Heffernan knew to provide optimal care, the facilities he served needed access to the same set of facts. So he arranged for all of those resources to be made available to his facility partners, without limitation, for free. Doing so “made everything else that we needed to do that much easier, because both our clinicians and our facilities were operating from the same database of clinical information,” says Heffernan.

Facility disaster plans need to account for the new reality of COVID-19.

Heffernan connected with his facility partners to help create COVID-specific disaster plans that factored in the unique risks and scenarios brought forth by the pandemic. The facility medical directors in Spokane provided the medical expertise needed to rapidly develop comprehensive disaster plans. “We educated and encouraged facilities to create the strategies, staffing planning, and clinician resources they would need to put forth an effective response in the early days of pandemic,” Heffernan says.

Arrange clinician deployment to minimize exposures.

One of the earliest concerns about COVID was that asymptomatic clinicians would inadvertently spread the virus between facilities. Heffernan unilaterally decided to examine and, when necessary, adjust the facilities in which clinicians served.

For example, a clinician who had been working in five or six facilities might be re-assigned to just one or two: “We didn’t abandon any facilities, we simply redeployed clinicians so that each individual clinician’s schedule minimized the chance that they would spread the virus.”

New strategies around infection control are required.

It’s easy to think existing infection control procedures are adequate, but Heffernan didn’t go that route. The prevalence of COVID and its potential lethality to nursing center residents demanded an approach that considered family visitation, facility staff deployment, contact tracing, and resident and staff testing.

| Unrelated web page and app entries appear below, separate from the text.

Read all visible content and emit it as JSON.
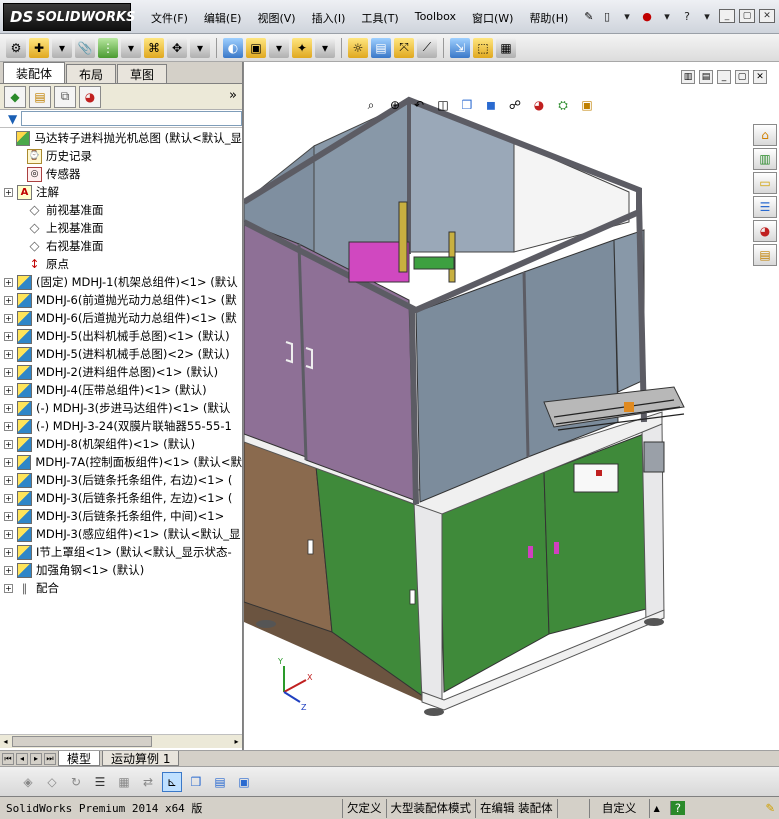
{
  "app": {
    "logo_ds": "DS",
    "logo_text": "SOLIDWORKS"
  },
  "menu": [
    {
      "label": "文件(F)"
    },
    {
      "label": "编辑(E)"
    },
    {
      "label": "视图(V)"
    },
    {
      "label": "插入(I)"
    },
    {
      "label": "工具(T)"
    },
    {
      "label": "Toolbox"
    },
    {
      "label": "窗口(W)"
    },
    {
      "label": "帮助(H)"
    }
  ],
  "command_tabs": [
    {
      "label": "装配体",
      "active": true
    },
    {
      "label": "布局",
      "active": false
    },
    {
      "label": "草图",
      "active": false
    }
  ],
  "feature_tree": {
    "more_symbol": "»",
    "filter_icon": "filter-icon",
    "items": [
      {
        "label": "马达转子进料抛光机总图  (默认<默认_显",
        "icon": "asm",
        "expander": "",
        "indent": 0
      },
      {
        "label": "历史记录",
        "icon": "hist",
        "expander": "",
        "indent": 1
      },
      {
        "label": "传感器",
        "icon": "sensor",
        "expander": "",
        "indent": 1
      },
      {
        "label": "注解",
        "icon": "note",
        "expander": "+",
        "indent": 1
      },
      {
        "label": "前视基准面",
        "icon": "plane",
        "expander": "",
        "indent": 1
      },
      {
        "label": "上视基准面",
        "icon": "plane",
        "expander": "",
        "indent": 1
      },
      {
        "label": "右视基准面",
        "icon": "plane",
        "expander": "",
        "indent": 1
      },
      {
        "label": "原点",
        "icon": "origin",
        "expander": "",
        "indent": 1
      },
      {
        "label": "(固定) MDHJ-1(机架总组件)<1> (默认",
        "icon": "sub",
        "expander": "+",
        "indent": 1
      },
      {
        "label": "MDHJ-6(前道抛光动力总组件)<1> (默",
        "icon": "sub",
        "expander": "+",
        "indent": 1
      },
      {
        "label": "MDHJ-6(后道抛光动力总组件)<1> (默",
        "icon": "sub",
        "expander": "+",
        "indent": 1
      },
      {
        "label": "MDHJ-5(出料机械手总图)<1> (默认)",
        "icon": "sub",
        "expander": "+",
        "indent": 1
      },
      {
        "label": "MDHJ-5(进料机械手总图)<2> (默认)",
        "icon": "sub",
        "expander": "+",
        "indent": 1
      },
      {
        "label": "MDHJ-2(进料组件总图)<1> (默认)",
        "icon": "sub",
        "expander": "+",
        "indent": 1
      },
      {
        "label": "MDHJ-4(压带总组件)<1> (默认)",
        "icon": "sub",
        "expander": "+",
        "indent": 1
      },
      {
        "label": "(-) MDHJ-3(步进马达组件)<1> (默认",
        "icon": "sub",
        "expander": "+",
        "indent": 1
      },
      {
        "label": "(-) MDHJ-3-24(双膜片联轴器55-55-1",
        "icon": "sub",
        "expander": "+",
        "indent": 1
      },
      {
        "label": "MDHJ-8(机架组件)<1> (默认)",
        "icon": "sub",
        "expander": "+",
        "indent": 1
      },
      {
        "label": "MDHJ-7A(控制面板组件)<1> (默认<默",
        "icon": "sub",
        "expander": "+",
        "indent": 1
      },
      {
        "label": "MDHJ-3(后链条托条组件, 右边)<1> (",
        "icon": "sub",
        "expander": "+",
        "indent": 1
      },
      {
        "label": "MDHJ-3(后链条托条组件, 左边)<1> (",
        "icon": "sub",
        "expander": "+",
        "indent": 1
      },
      {
        "label": "MDHJ-3(后链条托条组件, 中间)<1>",
        "icon": "sub",
        "expander": "+",
        "indent": 1
      },
      {
        "label": "MDHJ-3(感应组件)<1> (默认<默认_显",
        "icon": "sub",
        "expander": "+",
        "indent": 1
      },
      {
        "label": "I节上罩组<1> (默认<默认_显示状态-",
        "icon": "sub",
        "expander": "+",
        "indent": 1
      },
      {
        "label": "加强角钢<1> (默认)",
        "icon": "sub",
        "expander": "+",
        "indent": 1
      },
      {
        "label": "配合",
        "icon": "mate",
        "expander": "+",
        "indent": 1
      }
    ]
  },
  "bottom_tabs": [
    {
      "label": "模型",
      "active": true
    },
    {
      "label": "运动算例 1",
      "active": false
    }
  ],
  "status": {
    "left": "SolidWorks Premium 2014 x64 版",
    "cells": [
      "欠定义",
      "大型装配体模式",
      "在编辑 装配体",
      "",
      "自定义",
      "▲",
      "?"
    ]
  },
  "colors": {
    "door_purple": "#8e7096",
    "door_brown": "#8a6a4e",
    "door_green": "#3f8a3a",
    "frame_gray": "#7c7c84",
    "panel_slate": "#7f8fa0"
  }
}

Nursing centers are communal settings that rely on resident activities and community relationships. Restrictions on resident and resident-family interactions needed to prevent the spread of COVID had significant negative impacts on resident well-being. Facilities needed support on how to create alternative activity and socialization techniques to minimize the impacts.

Partnerships with local hospitals are critical.

Heffernan knew limiting the spread of COVID would require close partnerships between SNFs and local hospitals. Two hospital groups and a large health plan in the region began collaborating to create a model in which nursing centers were partnered with hospitals.

Heffernan collaborated on best practices and what roles the acute and post-acute facilities needed to play for maximum impact. “When issues arose, each clinician or facility knew exactly who to reach out to at their assigned hospital partner in order to get the resources they needed,” he says. “I expect that the relationships we created as a result of COVID will continue to provide benefits, long after we move past the pandemic.”

Personal protective equipment must be a sure thing.

Almost immediately, the health care community needed to obtain significantly increased amounts of personal protective equipment (PPE). TeamHealth quickly committed to supply its clinicians with the PPE needed to augment facilities’ supplies, procuring approximately 600,000 masks, goggles, gowns, and face shields for distribution to clinicians across the country.

Heffernan also worked with his partner hospitals to ensure that PPE was in place where it was needed. Heffernan is pleased to report that none of his clinicians has tested positive for the virus, and “our clinician infection rate at TeamHealth is less than 1 percent, which is remarkably lower than the general population,” he says. “Obviously our success in this area has prevented many SNF residents from being infected by our clinicians.”

The broader SNF community in Washington state must work in partnership.

Heffernan is a board member of the Post Acute and Long Term Care Society of Washington State. The society has provided extensive COVID education. “The overall approach to COVID must reflect a concept that we’ve all come to understand from the pandemic: We’re all in this together,” says Heffernan. “Globally, we’re not going to have a good handle on COVID until everyone has access to a potential vaccine or to an effective treatment. Solving the problem in our country, our state, or even the particular facilities won’t solve the problem, since the solutions have to be population-based. In Washington state, we want all SNFs, hospitals, and associations to work collaboratively and effectively to contain the spread of the virus.”

Continued vigilance is crucial.

Heffernan is proud to report that, at press time, only one resident in all of the facilities in Spokane has tested positive for COVID. Continued vigilance is now crucial, as facilities and medical directors remain aware that “it just takes one or two mishandled scenarios to allow the virus to infiltrate our facilities,” he says.

“As states move to reopen, the challenges will become significantly more complex. But we’re confident that the measures and strategies that we’ve put in place will continue to serve us and the vulnerable residents we serve.”

Richard Juman, PsyD, is national director of psychological services at TeamHealth. A licensed clinical psychologist working in the field of behavioral health and substance use services for more than 25 years, he coordinates TeamHealth's psychological services in hundreds of contracted facilities in multiple states.